While the two strategies are often talked about independently of one another, content marketing and a local SEO campaign often go hand-in-hand. Here are five ways to combine them for optimal results:

  1. Keep a Blog
  2. Keeping a blog is one of the most essential aspects of content marketing, and most businesses that have a strong online presence blog on a regular -- even daily -- basis. Search Engine Land even refers to the blog as the "secret weapon" for local SEO. However, while keeping a blog can be a great way to locally optimize a website for search engine purposes, and provide readers with great content, the effects of a blog can take awhile to come to fruition, and blogging requires a long-term commitment.

  • Social Media is a Must-do

  • If your business isn't already using social media as a way to reach out to your audience and attract new customers, then realize this: social media content can be key to building a brand and enhancing a local SEO effort. While you don't need to be posting on social media 10 times per day to be effective, sending out regular Tweets and status updates (and mentioning location within those) can help to grow a business and an online presence.

  • Images and Video

  • Content doesn't just refer to the written word; instead, content is everything that's written, posted, or displayed on or about a business website or business. As such, images and video are two of the most important types of content, but the two that most businesses forget about or tend to prioritize last.

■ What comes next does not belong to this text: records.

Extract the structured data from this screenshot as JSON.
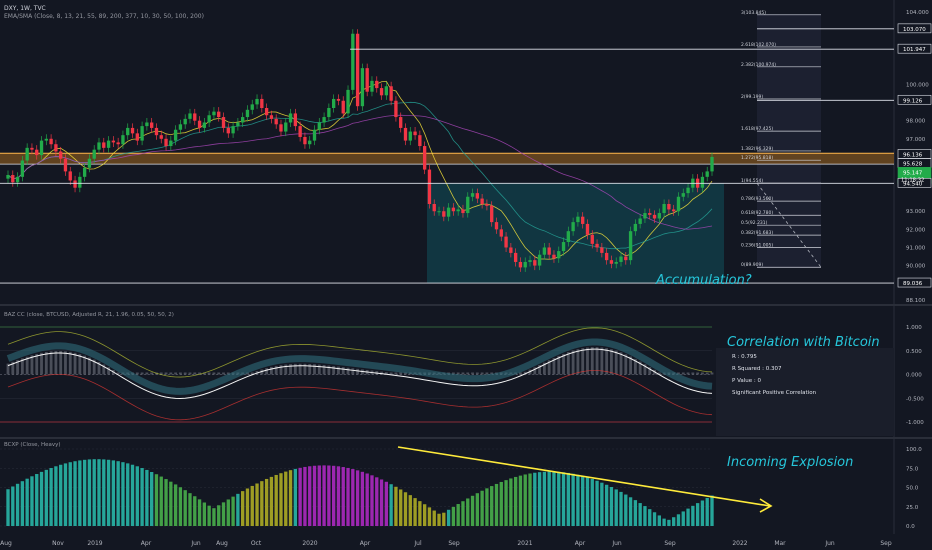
{
  "header": {
    "symbol_line": "DXY, 1W, TVC",
    "ma_line": "EMA/SMA (Close, 8, 13, 21, 55, 89, 200, 377, 10, 30, 50, 100, 200)"
  },
  "panes": {
    "cc_legend": "BAZ CC (close, BTCUSD, Adjusted R, 21, 1.96, 0.05, 50, 50, 2)",
    "bcxp_legend": "BCXP (Close, Heavy)"
  },
  "annotations": {
    "accumulation": "Accumulation?",
    "correlation_title": "Correlation with Bitcoin",
    "incoming": "Incoming Explosion"
  },
  "stats": {
    "r": "R : 0.795",
    "r2": "R Squared : 0.307",
    "p": "P Value : 0",
    "sig": "Significant Positive Correlation"
  },
  "colors": {
    "bg": "#131722",
    "up": "#22ab4a",
    "down": "#f23645",
    "band_fill": "#6e4a1f",
    "band_line": "#ffb74d",
    "accum_fill": "#123a45",
    "text_cyan": "#26c6da",
    "trend_yellow": "#ffeb3b",
    "purple": "#9c27b0",
    "olive": "#9e9d24",
    "green_bar": "#43a047",
    "teal_bar": "#26a69a"
  },
  "chart_data": [
    {
      "type": "candlestick",
      "x_ticks": [
        "Aug",
        "Nov",
        "2019",
        "Apr",
        "Jun",
        "Aug",
        "Oct",
        "2020",
        "Apr",
        "Jul",
        "Sep",
        "2021",
        "Apr",
        "Jun",
        "Sep",
        "2022",
        "Mar",
        "Jun",
        "Sep"
      ],
      "y_ticks": [
        "104.000",
        "102.000",
        "100.000",
        "98.000",
        "97.000",
        "96.000",
        "93.000",
        "92.000",
        "91.000",
        "90.000",
        "88.100"
      ],
      "price_labels": [
        "103.070",
        "101.947",
        "99.126",
        "96.136",
        "95.628",
        "95.147",
        "94.540",
        "89.036"
      ],
      "current_time": "11:18:32",
      "fib_levels": [
        "3(103.845)",
        "2.618(102.070)",
        "2.382(100.974)",
        "2(99.199)",
        "1.618(97.425)",
        "1.382(96.329)",
        "1.272(95.818)",
        "1(94.554)",
        "0.786(93.560)",
        "0.618(92.780)",
        "0.5(92.231)",
        "0.382(91.683)",
        "0.236(91.005)",
        "0(89.909)"
      ],
      "close": [
        95.0,
        94.6,
        94.9,
        95.8,
        96.5,
        96.4,
        96.1,
        96.9,
        97.0,
        96.7,
        96.3,
        95.9,
        95.2,
        94.7,
        94.3,
        94.9,
        95.4,
        95.9,
        96.4,
        96.8,
        96.5,
        96.9,
        96.8,
        96.7,
        97.2,
        97.6,
        97.3,
        96.9,
        97.7,
        97.9,
        97.6,
        97.2,
        97.0,
        96.6,
        96.9,
        97.5,
        97.8,
        98.1,
        98.4,
        98.0,
        97.6,
        97.9,
        98.3,
        98.5,
        98.2,
        97.6,
        97.3,
        97.7,
        97.9,
        98.2,
        98.6,
        98.9,
        99.2,
        98.7,
        98.3,
        98.1,
        97.8,
        97.4,
        97.9,
        98.4,
        97.7,
        97.1,
        96.7,
        96.9,
        97.5,
        97.9,
        98.2,
        98.7,
        99.2,
        99.1,
        98.4,
        99.7,
        102.8,
        98.8,
        100.9,
        99.6,
        100.2,
        99.8,
        99.4,
        99.9,
        99.1,
        98.2,
        97.6,
        96.9,
        97.4,
        97.2,
        96.6,
        95.3,
        93.4,
        93.0,
        93.0,
        92.7,
        93.2,
        93.0,
        93.1,
        92.9,
        93.8,
        94.0,
        93.7,
        93.4,
        93.3,
        92.4,
        92.0,
        91.6,
        91.0,
        90.7,
        90.2,
        89.9,
        90.2,
        90.3,
        90.0,
        90.6,
        91.0,
        90.6,
        90.4,
        90.8,
        91.3,
        91.9,
        92.4,
        92.7,
        92.3,
        91.7,
        91.2,
        91.0,
        90.7,
        90.3,
        90.1,
        90.2,
        90.5,
        90.3,
        91.9,
        92.3,
        92.6,
        92.9,
        92.8,
        92.6,
        92.9,
        93.4,
        93.1,
        93.0,
        93.8,
        94.0,
        94.3,
        94.8,
        94.3,
        94.9,
        95.2,
        96.0
      ]
    },
    {
      "type": "line",
      "title": "BAZ CC",
      "y_ticks": [
        "1.000",
        "0.500",
        "0.000",
        "-0.500",
        "-1.000"
      ]
    },
    {
      "type": "bar",
      "title": "BCXP",
      "y_ticks": [
        "100.0",
        "75.0",
        "50.0",
        "25.0",
        "0.0"
      ]
    }
  ]
}
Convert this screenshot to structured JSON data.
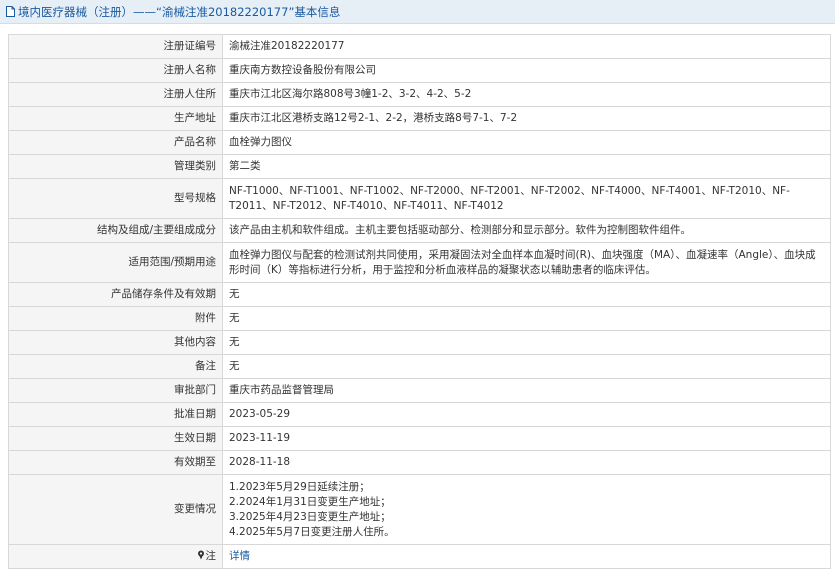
{
  "header": {
    "title": "境内医疗器械（注册）——“渝械注准20182220177”基本信息"
  },
  "rows": [
    {
      "label": "注册证编号",
      "value": "渝械注准20182220177"
    },
    {
      "label": "注册人名称",
      "value": "重庆南方数控设备股份有限公司"
    },
    {
      "label": "注册人住所",
      "value": "重庆市江北区海尔路808号3幢1-2、3-2、4-2、5-2"
    },
    {
      "label": "生产地址",
      "value": "重庆市江北区港桥支路12号2-1、2-2，港桥支路8号7-1、7-2"
    },
    {
      "label": "产品名称",
      "value": "血栓弹力图仪"
    },
    {
      "label": "管理类别",
      "value": "第二类"
    },
    {
      "label": "型号规格",
      "value": "NF-T1000、NF-T1001、NF-T1002、NF-T2000、NF-T2001、NF-T2002、NF-T4000、NF-T4001、NF-T2010、NF-T2011、NF-T2012、NF-T4010、NF-T4011、NF-T4012"
    },
    {
      "label": "结构及组成/主要组成成分",
      "value": "该产品由主机和软件组成。主机主要包括驱动部分、检测部分和显示部分。软件为控制图软件组件。"
    },
    {
      "label": "适用范围/预期用途",
      "value": "血栓弹力图仪与配套的检测试剂共同使用，采用凝固法对全血样本血凝时间(R)、血块强度（MA）、血凝速率（Angle）、血块成形时间（K）等指标进行分析，用于监控和分析血液样品的凝聚状态以辅助患者的临床评估。"
    },
    {
      "label": "产品储存条件及有效期",
      "value": "无"
    },
    {
      "label": "附件",
      "value": "无"
    },
    {
      "label": "其他内容",
      "value": "无"
    },
    {
      "label": "备注",
      "value": "无"
    },
    {
      "label": "审批部门",
      "value": "重庆市药品监督管理局"
    },
    {
      "label": "批准日期",
      "value": "2023-05-29"
    },
    {
      "label": "生效日期",
      "value": "2023-11-19"
    },
    {
      "label": "有效期至",
      "value": "2028-11-18"
    }
  ],
  "changes": {
    "label": "变更情况",
    "lines": [
      "1.2023年5月29日延续注册；",
      "2.2024年1月31日变更生产地址；",
      "3.2025年4月23日变更生产地址；",
      "4.2025年5月7日变更注册人住所。"
    ]
  },
  "note": {
    "label": "注",
    "link_text": "详情"
  },
  "icons": {
    "header": "document-icon",
    "note": "pin-icon"
  },
  "colors": {
    "header_bg": "#e6eef6",
    "header_text": "#1a5aa0",
    "label_bg": "#f5f5f5",
    "border": "#d8d8d8",
    "link": "#1a5aa0"
  }
}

However, both images and video are known to attract a large audience, and when title tags and alt tags are optimized with great keywords and a local focus, both can improve search engine rankings.

  • Cultivate Online Reviews

  • If you want to focus on local SEO, then you need to be cultivating online (local) reviews as well as provide your customers with great offers like Discountrue. Yelp and Google+ currently dominate the world of online reviews, so make sure you business is listed on both. Also encourage users to leave review of your services or products on your own website. The more reviews you garner, the higher that your business will rank when a user searches for products/services in your area similar to what you offer.

  • Stay Consistent
  • According to a January 2015 article published by contributor Jason Demers in Forbes Magazine, the biggest problem with local SEO efforts is inconsistency. To clarify, Demers states that he's not referring to inconsistency in a posting schedule or branding; rather, the inconsistency that may be bringing your organization down in terms of local SEO are inconsistencies in your NAP, which stands for Name, Address, and Phone Number.

    Google and other search engines use a business's NAP to categorize the business, which in turn helps the search engines find it when a similar product, service, or business's name is searched. When there are inconsistencies in the NAP, rankings can take a hit as a result. As such, go through all of your online content and make sure that your NAP is the same across the board -- even a misplaced comma in name or title, i.e., Law Offices of John Smith, P.C., vs. The Law Office of John Smith PC can have a major effect.